*TASK:*
Give the number of lines in this listing that contain the word "name", and nothing else.

● ● ● ● ●

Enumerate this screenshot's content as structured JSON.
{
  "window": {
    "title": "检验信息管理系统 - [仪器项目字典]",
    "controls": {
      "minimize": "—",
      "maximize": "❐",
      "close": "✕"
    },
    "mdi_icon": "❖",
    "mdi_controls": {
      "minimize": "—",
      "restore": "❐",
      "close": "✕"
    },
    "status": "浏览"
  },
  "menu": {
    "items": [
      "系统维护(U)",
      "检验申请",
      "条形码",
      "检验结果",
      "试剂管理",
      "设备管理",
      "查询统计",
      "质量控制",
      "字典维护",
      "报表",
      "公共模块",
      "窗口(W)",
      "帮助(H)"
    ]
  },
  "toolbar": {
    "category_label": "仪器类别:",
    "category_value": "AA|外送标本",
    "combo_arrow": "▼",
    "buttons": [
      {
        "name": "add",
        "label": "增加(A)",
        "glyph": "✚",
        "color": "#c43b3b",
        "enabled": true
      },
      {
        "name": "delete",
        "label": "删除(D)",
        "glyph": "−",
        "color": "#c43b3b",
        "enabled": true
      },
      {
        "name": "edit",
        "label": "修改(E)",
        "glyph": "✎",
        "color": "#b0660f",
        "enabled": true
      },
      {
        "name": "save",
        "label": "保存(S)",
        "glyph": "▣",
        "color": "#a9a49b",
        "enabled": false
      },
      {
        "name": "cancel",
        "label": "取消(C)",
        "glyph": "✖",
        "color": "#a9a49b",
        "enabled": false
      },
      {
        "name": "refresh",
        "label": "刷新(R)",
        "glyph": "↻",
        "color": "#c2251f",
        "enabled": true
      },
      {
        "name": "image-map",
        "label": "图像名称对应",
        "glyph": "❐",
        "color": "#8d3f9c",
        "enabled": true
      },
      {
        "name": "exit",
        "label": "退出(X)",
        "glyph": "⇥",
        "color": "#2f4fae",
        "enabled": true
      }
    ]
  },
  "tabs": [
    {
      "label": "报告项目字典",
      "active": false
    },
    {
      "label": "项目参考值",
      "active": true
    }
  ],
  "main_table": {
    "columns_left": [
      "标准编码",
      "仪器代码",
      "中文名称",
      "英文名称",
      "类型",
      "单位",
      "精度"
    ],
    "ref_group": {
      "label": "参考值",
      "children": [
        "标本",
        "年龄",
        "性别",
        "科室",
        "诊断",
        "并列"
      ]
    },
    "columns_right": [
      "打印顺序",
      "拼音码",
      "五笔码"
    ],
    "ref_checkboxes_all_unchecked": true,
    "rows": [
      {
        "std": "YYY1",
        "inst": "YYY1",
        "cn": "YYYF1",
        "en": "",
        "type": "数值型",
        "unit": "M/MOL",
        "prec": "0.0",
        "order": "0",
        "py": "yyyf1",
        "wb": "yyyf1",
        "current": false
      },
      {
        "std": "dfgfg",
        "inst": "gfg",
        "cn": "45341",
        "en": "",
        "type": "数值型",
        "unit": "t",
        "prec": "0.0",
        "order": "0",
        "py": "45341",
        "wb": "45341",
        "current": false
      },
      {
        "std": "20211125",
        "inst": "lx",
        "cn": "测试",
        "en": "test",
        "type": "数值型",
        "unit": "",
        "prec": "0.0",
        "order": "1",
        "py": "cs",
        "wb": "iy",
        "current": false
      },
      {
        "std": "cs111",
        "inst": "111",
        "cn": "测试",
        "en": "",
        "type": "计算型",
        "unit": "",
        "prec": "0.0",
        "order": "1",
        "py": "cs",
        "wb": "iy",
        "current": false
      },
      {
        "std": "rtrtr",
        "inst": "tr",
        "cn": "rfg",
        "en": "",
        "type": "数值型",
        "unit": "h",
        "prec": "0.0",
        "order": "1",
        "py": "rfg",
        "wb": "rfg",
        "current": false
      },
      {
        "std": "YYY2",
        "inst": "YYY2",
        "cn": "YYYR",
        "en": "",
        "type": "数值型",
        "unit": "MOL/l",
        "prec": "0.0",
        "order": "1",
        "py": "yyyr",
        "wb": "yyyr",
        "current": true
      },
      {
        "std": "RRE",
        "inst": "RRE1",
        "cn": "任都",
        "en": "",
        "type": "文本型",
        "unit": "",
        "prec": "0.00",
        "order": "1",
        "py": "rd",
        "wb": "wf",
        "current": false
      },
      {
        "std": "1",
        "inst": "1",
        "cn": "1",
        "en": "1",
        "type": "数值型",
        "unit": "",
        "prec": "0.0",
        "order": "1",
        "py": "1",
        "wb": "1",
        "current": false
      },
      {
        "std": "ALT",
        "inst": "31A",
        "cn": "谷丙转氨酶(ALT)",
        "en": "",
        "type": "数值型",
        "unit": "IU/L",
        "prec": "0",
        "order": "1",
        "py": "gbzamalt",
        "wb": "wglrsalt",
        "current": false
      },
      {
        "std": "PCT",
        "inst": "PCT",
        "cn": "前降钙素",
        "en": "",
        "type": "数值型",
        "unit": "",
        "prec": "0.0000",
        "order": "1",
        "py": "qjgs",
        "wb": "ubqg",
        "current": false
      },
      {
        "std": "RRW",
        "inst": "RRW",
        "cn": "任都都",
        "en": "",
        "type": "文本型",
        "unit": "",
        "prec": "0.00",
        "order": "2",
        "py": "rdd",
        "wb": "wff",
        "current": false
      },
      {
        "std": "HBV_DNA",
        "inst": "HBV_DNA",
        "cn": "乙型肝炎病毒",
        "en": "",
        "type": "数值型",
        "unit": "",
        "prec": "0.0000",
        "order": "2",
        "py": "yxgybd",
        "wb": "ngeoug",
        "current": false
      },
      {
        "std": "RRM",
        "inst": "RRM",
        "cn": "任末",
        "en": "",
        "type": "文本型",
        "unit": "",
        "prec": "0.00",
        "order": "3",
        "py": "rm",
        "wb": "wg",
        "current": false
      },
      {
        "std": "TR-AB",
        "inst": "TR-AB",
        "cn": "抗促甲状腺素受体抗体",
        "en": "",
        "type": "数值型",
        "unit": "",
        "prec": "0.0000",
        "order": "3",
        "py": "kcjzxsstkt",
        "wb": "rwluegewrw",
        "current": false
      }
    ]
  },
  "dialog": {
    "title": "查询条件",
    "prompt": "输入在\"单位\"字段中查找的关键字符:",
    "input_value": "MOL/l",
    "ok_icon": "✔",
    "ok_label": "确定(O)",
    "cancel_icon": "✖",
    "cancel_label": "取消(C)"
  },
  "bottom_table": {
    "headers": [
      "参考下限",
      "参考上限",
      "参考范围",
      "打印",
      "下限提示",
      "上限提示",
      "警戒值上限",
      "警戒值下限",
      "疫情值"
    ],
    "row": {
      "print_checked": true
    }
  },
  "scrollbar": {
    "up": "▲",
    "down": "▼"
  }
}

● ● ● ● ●

*RESPONSE TO THIS EXERCISE:*
8